▸ WHAT YOU SHOULD DO: Within the data below, how many lines contain "photo"? Reply with the number only.

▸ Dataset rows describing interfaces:
####################

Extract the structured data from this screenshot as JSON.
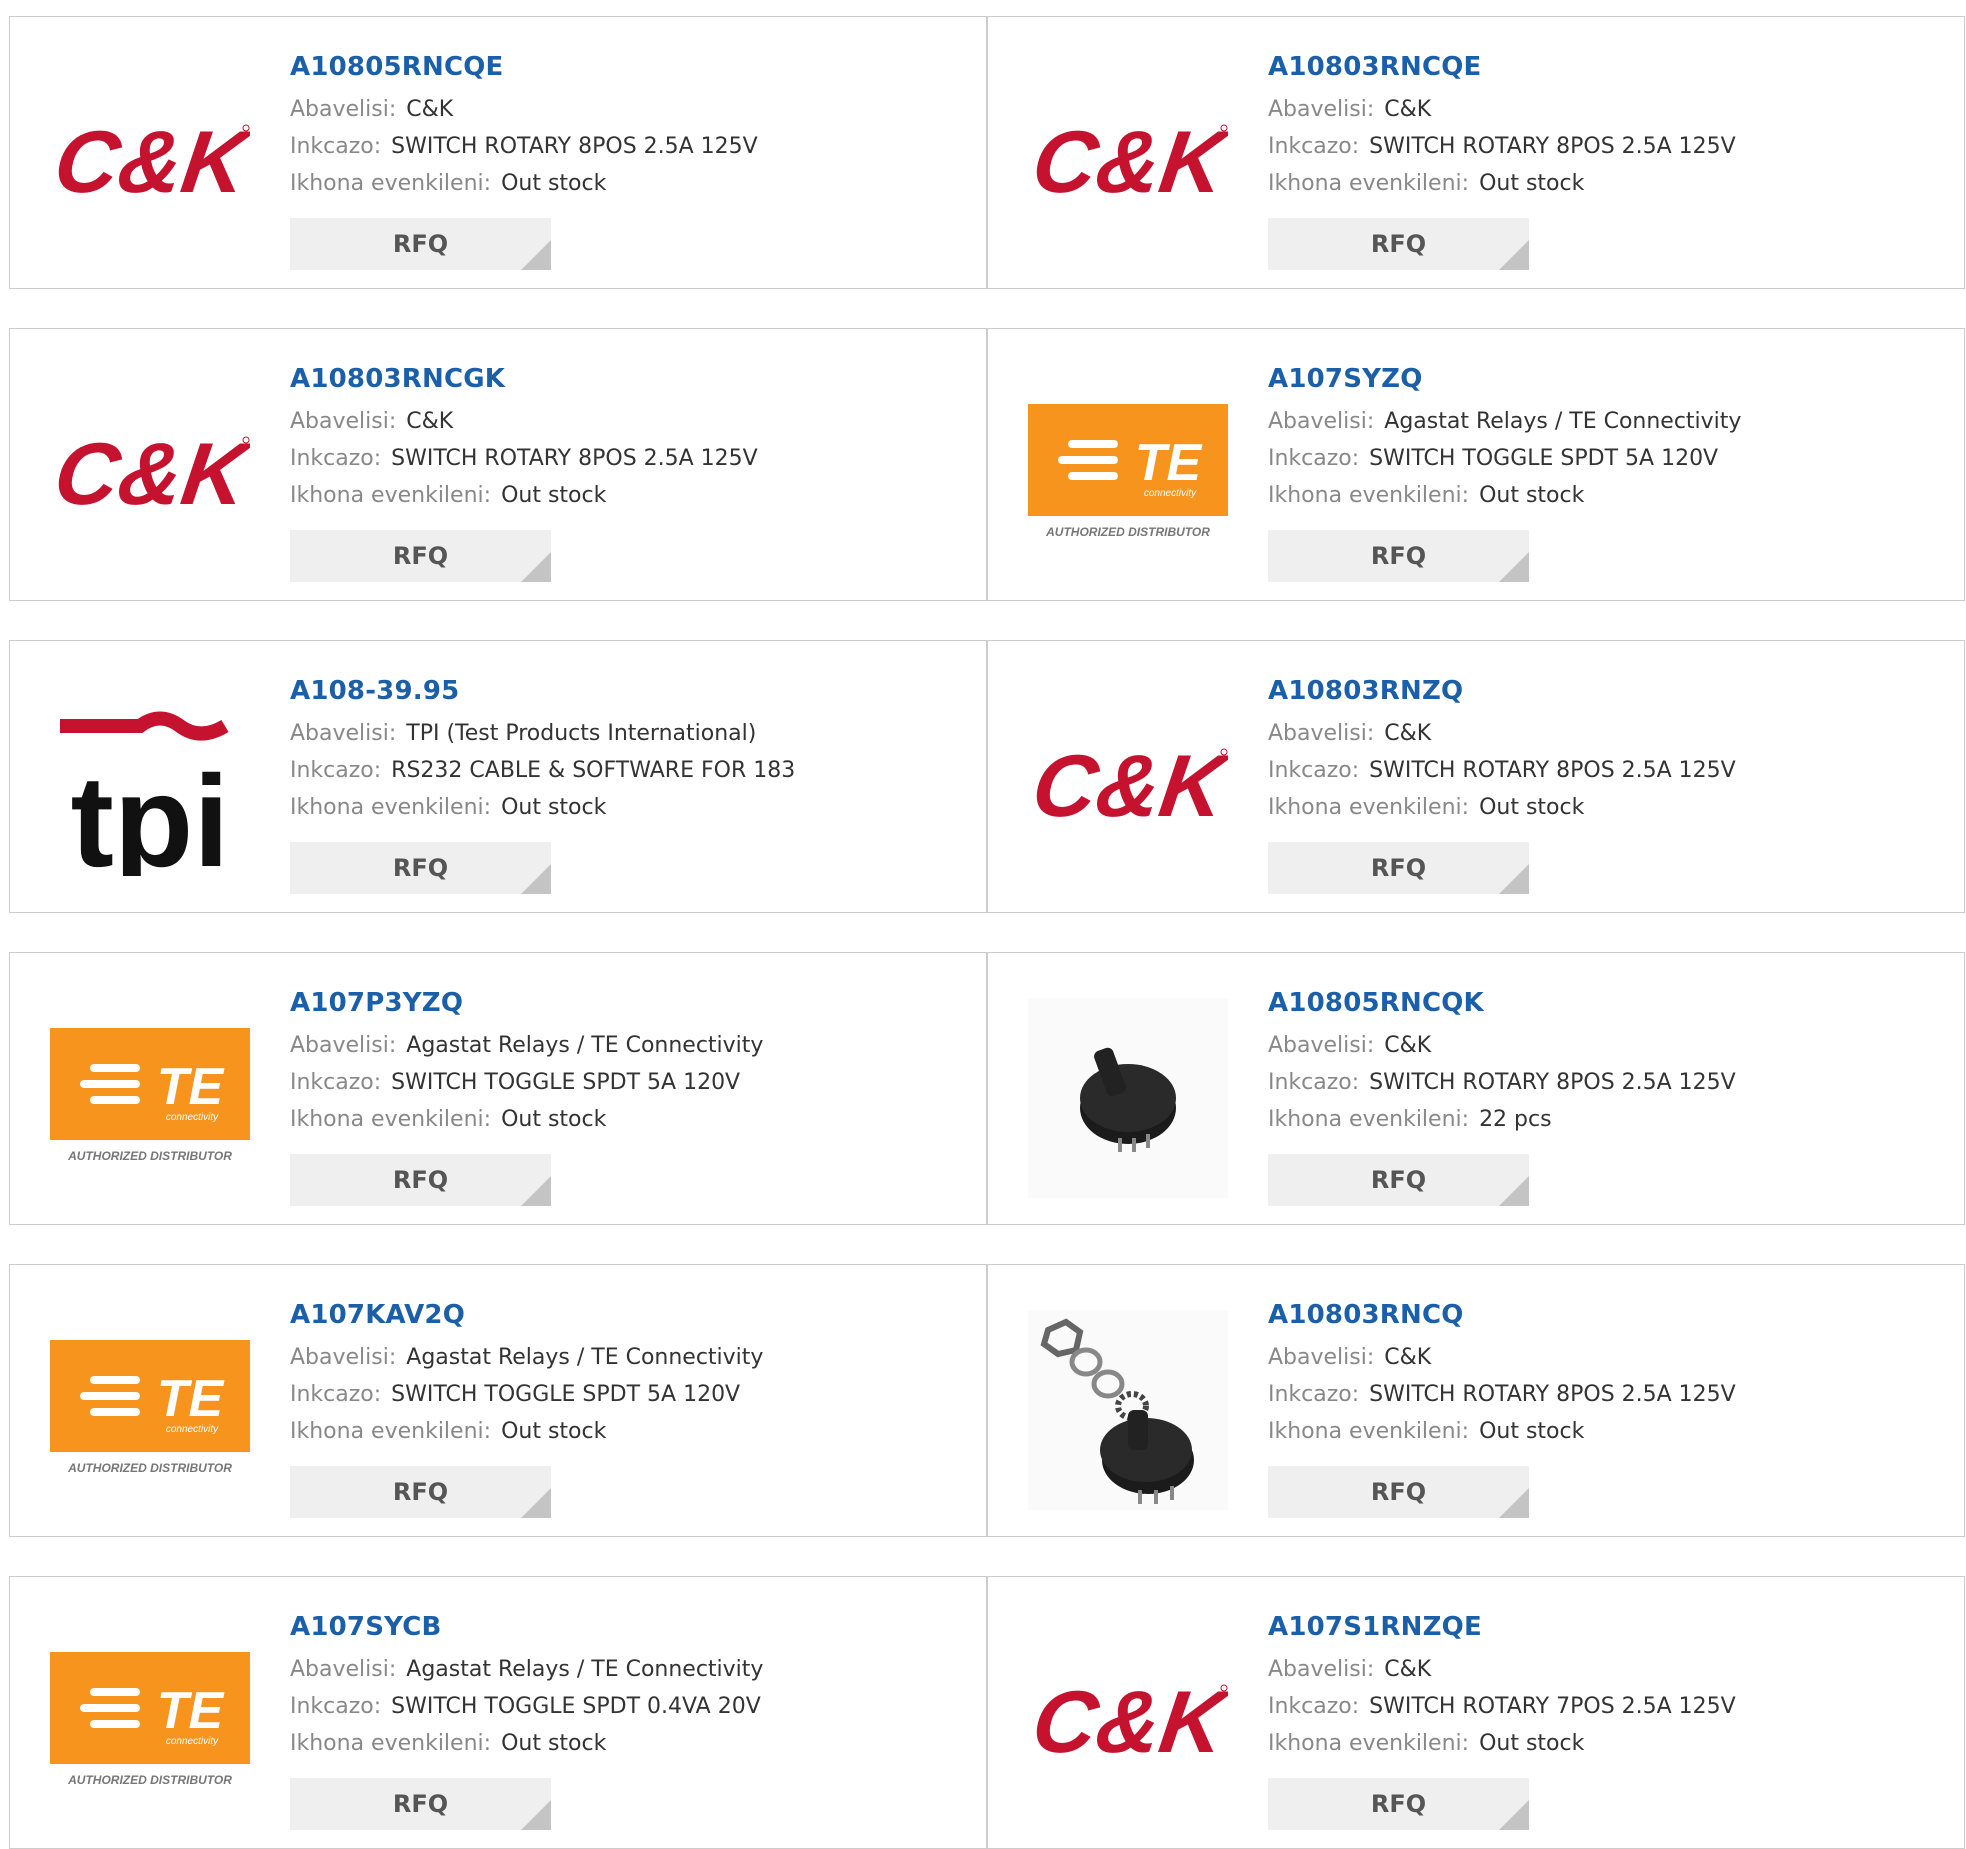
{
  "labels": {
    "manufacturer": "Abavelisi:",
    "description": "Inkcazo:",
    "stock": "Ikhona evenkileni:",
    "rfq": "RFQ"
  },
  "logo_text": {
    "ck": "C&K",
    "te": "TE",
    "te_sub": "connectivity",
    "te_badge": "AUTHORIZED DISTRIBUTOR",
    "tpi": "tpi"
  },
  "products": [
    {
      "part": "A10805RNCQE",
      "manufacturer": "C&K",
      "description": "SWITCH ROTARY 8POS 2.5A 125V",
      "stock": "Out stock",
      "image": "ck-logo"
    },
    {
      "part": "A10803RNCQE",
      "manufacturer": "C&K",
      "description": "SWITCH ROTARY 8POS 2.5A 125V",
      "stock": "Out stock",
      "image": "ck-logo"
    },
    {
      "part": "A10803RNCGK",
      "manufacturer": "C&K",
      "description": "SWITCH ROTARY 8POS 2.5A 125V",
      "stock": "Out stock",
      "image": "ck-logo"
    },
    {
      "part": "A107SYZQ",
      "manufacturer": "Agastat Relays / TE Connectivity",
      "description": "SWITCH TOGGLE SPDT 5A 120V",
      "stock": "Out stock",
      "image": "te-logo"
    },
    {
      "part": "A108-39.95",
      "manufacturer": "TPI (Test Products International)",
      "description": "RS232 CABLE & SOFTWARE FOR 183",
      "stock": "Out stock",
      "image": "tpi-logo"
    },
    {
      "part": "A10803RNZQ",
      "manufacturer": "C&K",
      "description": "SWITCH ROTARY 8POS 2.5A 125V",
      "stock": "Out stock",
      "image": "ck-logo"
    },
    {
      "part": "A107P3YZQ",
      "manufacturer": "Agastat Relays / TE Connectivity",
      "description": "SWITCH TOGGLE SPDT 5A 120V",
      "stock": "Out stock",
      "image": "te-logo"
    },
    {
      "part": "A10805RNCQK",
      "manufacturer": "C&K",
      "description": "SWITCH ROTARY 8POS 2.5A 125V",
      "stock": "22 pcs",
      "image": "rotary-switch-photo"
    },
    {
      "part": "A107KAV2Q",
      "manufacturer": "Agastat Relays / TE Connectivity",
      "description": "SWITCH TOGGLE SPDT 5A 120V",
      "stock": "Out stock",
      "image": "te-logo"
    },
    {
      "part": "A10803RNCQ",
      "manufacturer": "C&K",
      "description": "SWITCH ROTARY 8POS 2.5A 125V",
      "stock": "Out stock",
      "image": "rotary-switch-hardware-photo"
    },
    {
      "part": "A107SYCB",
      "manufacturer": "Agastat Relays / TE Connectivity",
      "description": "SWITCH TOGGLE SPDT 0.4VA 20V",
      "stock": "Out stock",
      "image": "te-logo"
    },
    {
      "part": "A107S1RNZQE",
      "manufacturer": "C&K",
      "description": "SWITCH ROTARY 7POS 2.5A 125V",
      "stock": "Out stock",
      "image": "ck-logo"
    }
  ],
  "colors": {
    "part_link": "#1a5fa8",
    "ck_red": "#c4122f",
    "te_orange": "#f7941d",
    "border": "#cccccc",
    "rfq_bg": "#efefef"
  }
}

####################

▸ COMPLETED TASK: 2